### WHAT IS EXPECTED:
What is the number of lines in this data that contain the word "usuario"? Give the number alone.
--- TASK MATERIAL Enclosed Below ---
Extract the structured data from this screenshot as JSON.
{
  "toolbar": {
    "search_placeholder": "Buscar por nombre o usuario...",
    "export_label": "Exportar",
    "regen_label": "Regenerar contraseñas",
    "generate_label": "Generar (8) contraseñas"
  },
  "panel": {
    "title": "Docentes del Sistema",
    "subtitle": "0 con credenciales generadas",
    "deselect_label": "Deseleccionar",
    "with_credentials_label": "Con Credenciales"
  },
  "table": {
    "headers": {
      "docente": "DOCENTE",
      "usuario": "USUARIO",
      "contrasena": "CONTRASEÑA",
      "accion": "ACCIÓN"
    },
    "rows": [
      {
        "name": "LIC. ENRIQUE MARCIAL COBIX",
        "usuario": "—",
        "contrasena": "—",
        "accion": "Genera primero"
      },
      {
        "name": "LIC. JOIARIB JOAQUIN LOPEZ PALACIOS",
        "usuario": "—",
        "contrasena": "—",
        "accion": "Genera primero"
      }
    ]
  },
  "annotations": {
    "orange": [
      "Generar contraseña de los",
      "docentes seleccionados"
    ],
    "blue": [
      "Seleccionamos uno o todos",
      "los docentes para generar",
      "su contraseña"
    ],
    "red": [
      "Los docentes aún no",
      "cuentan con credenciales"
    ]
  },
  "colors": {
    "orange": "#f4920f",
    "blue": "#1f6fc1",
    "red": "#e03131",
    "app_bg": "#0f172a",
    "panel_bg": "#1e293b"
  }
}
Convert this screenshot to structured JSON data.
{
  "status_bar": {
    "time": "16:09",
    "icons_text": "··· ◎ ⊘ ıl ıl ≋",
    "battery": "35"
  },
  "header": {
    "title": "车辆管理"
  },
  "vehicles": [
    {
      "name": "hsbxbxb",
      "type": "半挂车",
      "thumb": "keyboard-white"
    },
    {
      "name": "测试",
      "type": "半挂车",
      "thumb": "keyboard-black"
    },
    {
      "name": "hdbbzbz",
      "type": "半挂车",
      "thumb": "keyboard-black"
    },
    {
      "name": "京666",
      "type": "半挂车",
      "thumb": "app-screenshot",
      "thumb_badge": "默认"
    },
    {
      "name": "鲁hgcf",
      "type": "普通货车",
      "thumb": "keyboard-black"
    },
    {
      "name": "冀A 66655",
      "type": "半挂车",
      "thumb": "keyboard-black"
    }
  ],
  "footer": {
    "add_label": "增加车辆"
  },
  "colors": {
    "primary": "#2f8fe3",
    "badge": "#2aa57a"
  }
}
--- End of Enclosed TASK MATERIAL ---
### EXERCISE ANSWER:
4